Items from an interface collection:
▽

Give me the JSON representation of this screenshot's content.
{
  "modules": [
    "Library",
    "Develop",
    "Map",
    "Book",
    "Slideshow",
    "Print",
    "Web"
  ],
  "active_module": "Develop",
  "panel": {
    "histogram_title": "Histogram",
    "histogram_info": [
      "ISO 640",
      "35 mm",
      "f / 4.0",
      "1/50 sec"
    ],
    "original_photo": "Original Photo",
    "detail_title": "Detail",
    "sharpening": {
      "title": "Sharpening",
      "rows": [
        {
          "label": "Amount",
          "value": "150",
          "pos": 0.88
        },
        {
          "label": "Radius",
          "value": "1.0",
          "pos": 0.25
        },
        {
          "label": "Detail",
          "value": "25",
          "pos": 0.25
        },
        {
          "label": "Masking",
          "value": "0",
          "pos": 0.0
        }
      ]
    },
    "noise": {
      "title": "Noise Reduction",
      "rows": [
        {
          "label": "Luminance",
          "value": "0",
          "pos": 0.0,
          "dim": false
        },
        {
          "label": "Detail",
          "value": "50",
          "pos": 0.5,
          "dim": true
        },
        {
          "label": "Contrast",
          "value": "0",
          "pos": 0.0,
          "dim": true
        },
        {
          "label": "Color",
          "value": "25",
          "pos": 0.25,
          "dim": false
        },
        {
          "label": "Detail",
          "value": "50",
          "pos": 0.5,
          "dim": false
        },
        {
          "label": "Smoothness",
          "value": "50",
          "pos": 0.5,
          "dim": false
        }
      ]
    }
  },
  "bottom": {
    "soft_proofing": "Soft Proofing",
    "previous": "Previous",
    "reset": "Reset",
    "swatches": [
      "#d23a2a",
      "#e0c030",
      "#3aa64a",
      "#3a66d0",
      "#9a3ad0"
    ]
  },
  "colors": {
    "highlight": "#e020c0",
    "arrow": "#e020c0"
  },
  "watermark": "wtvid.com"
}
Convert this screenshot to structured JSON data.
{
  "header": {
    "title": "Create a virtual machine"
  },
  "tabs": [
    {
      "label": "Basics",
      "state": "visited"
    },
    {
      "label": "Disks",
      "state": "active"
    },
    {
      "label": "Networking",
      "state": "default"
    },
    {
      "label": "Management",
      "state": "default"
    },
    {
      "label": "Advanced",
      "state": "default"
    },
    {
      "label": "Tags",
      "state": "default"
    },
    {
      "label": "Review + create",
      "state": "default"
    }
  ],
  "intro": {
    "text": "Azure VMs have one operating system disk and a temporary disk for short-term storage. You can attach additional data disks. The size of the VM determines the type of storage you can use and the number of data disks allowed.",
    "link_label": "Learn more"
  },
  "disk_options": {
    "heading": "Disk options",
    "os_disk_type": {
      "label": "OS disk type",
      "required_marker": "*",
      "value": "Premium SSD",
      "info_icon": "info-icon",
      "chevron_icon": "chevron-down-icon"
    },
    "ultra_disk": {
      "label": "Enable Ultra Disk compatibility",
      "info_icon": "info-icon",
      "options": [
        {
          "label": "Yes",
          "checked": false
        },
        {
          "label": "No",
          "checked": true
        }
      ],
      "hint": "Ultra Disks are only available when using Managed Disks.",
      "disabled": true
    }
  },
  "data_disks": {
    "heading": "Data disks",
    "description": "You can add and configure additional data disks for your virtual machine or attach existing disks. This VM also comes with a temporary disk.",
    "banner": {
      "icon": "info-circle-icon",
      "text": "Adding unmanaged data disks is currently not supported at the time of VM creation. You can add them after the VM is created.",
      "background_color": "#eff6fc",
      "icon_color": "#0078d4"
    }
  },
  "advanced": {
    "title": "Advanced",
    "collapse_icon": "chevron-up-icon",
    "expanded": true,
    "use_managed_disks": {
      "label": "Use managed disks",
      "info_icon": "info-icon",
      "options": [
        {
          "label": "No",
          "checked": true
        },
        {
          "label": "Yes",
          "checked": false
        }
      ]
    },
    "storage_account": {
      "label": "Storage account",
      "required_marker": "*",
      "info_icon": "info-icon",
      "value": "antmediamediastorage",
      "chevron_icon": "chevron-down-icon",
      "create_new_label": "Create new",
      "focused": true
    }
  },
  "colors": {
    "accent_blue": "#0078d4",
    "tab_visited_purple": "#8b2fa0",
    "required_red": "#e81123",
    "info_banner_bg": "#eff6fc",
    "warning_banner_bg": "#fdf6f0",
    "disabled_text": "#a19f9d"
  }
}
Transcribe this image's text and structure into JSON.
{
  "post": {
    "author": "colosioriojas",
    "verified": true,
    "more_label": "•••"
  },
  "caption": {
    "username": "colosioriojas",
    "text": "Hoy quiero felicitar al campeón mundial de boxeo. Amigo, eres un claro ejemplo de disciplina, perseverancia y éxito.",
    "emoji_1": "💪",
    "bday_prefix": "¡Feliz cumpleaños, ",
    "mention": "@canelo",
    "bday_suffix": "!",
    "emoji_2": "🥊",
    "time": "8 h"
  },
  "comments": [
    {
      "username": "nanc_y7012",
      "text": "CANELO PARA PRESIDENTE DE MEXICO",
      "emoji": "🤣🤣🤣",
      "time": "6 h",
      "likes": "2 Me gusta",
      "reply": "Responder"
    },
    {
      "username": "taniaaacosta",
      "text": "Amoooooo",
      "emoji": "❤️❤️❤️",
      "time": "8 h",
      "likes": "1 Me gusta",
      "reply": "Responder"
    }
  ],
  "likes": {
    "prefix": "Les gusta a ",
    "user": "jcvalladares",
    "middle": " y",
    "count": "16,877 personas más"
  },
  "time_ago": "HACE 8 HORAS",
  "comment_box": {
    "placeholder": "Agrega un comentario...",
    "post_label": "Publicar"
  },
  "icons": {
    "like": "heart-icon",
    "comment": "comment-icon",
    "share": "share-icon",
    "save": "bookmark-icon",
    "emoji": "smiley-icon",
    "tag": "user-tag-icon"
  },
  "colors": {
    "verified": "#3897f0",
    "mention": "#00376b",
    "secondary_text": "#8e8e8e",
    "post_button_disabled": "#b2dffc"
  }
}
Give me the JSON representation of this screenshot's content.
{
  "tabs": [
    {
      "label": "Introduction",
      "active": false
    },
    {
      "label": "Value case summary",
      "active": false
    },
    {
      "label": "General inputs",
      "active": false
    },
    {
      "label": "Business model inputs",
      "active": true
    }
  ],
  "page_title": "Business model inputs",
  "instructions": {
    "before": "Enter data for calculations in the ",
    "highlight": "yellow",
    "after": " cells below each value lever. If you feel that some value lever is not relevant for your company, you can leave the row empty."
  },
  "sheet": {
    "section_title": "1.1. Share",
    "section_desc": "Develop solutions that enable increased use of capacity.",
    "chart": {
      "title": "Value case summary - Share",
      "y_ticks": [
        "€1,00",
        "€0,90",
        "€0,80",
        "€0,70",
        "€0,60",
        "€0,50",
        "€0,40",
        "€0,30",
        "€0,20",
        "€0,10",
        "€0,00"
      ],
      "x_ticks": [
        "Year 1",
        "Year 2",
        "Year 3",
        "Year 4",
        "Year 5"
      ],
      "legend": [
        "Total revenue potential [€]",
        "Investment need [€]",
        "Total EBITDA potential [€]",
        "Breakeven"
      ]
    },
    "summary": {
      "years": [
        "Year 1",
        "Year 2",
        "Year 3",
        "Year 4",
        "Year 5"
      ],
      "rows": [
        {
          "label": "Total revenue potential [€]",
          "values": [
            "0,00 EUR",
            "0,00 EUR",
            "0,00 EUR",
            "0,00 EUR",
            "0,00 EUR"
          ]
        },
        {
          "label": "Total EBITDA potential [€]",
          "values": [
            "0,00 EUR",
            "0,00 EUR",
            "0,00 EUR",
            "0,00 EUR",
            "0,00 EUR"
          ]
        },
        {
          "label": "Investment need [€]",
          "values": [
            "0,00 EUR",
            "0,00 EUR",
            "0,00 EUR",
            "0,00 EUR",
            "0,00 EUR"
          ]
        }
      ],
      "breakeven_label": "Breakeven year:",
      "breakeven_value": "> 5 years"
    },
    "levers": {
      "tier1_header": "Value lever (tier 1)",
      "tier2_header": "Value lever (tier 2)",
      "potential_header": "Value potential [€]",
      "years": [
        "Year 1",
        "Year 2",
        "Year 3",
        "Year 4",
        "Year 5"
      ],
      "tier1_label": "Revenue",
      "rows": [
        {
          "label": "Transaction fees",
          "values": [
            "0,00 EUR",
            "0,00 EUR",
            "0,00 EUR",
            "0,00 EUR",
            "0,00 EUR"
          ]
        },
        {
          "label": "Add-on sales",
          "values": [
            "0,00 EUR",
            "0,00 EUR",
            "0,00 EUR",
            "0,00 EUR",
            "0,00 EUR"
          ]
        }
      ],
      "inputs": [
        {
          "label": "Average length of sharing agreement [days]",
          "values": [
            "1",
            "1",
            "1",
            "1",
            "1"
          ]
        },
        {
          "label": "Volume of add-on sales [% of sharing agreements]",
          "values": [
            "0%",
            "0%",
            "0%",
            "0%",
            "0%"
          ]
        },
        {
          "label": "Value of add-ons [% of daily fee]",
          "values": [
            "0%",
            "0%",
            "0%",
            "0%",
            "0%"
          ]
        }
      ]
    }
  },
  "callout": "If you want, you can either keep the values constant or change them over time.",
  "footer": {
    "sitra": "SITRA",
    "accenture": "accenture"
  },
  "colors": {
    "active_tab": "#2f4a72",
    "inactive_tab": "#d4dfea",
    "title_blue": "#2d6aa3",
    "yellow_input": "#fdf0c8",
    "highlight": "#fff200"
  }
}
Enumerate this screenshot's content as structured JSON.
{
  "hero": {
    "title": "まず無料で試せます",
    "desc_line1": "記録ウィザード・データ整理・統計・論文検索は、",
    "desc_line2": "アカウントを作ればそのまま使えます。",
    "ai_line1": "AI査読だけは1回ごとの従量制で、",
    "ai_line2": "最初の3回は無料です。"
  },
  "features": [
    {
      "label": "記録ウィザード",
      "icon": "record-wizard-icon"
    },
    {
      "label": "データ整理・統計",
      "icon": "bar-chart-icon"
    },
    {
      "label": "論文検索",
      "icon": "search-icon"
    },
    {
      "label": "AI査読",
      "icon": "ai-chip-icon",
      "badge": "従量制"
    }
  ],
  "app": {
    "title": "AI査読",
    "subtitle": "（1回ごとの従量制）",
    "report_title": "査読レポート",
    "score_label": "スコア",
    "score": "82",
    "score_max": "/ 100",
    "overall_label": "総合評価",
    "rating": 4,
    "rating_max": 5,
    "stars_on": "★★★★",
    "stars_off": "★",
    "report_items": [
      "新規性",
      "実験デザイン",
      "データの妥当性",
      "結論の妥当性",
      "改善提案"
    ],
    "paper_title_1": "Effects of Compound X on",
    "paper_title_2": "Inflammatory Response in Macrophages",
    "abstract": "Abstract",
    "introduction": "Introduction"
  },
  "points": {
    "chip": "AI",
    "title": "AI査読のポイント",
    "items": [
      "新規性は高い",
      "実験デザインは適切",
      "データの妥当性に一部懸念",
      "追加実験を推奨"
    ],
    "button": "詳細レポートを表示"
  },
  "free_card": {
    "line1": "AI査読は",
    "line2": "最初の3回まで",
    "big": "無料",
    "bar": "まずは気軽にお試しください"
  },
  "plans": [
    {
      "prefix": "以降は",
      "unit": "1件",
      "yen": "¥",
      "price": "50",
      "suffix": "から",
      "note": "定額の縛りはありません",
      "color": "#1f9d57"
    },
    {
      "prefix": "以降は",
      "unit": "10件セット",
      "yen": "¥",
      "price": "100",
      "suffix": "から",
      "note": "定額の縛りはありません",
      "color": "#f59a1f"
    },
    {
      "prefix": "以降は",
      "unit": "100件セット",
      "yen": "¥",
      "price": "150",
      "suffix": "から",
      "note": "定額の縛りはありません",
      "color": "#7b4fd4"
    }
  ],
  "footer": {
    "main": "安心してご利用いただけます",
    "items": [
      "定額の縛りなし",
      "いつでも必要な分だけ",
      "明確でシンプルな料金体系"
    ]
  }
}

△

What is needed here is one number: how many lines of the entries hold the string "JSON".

5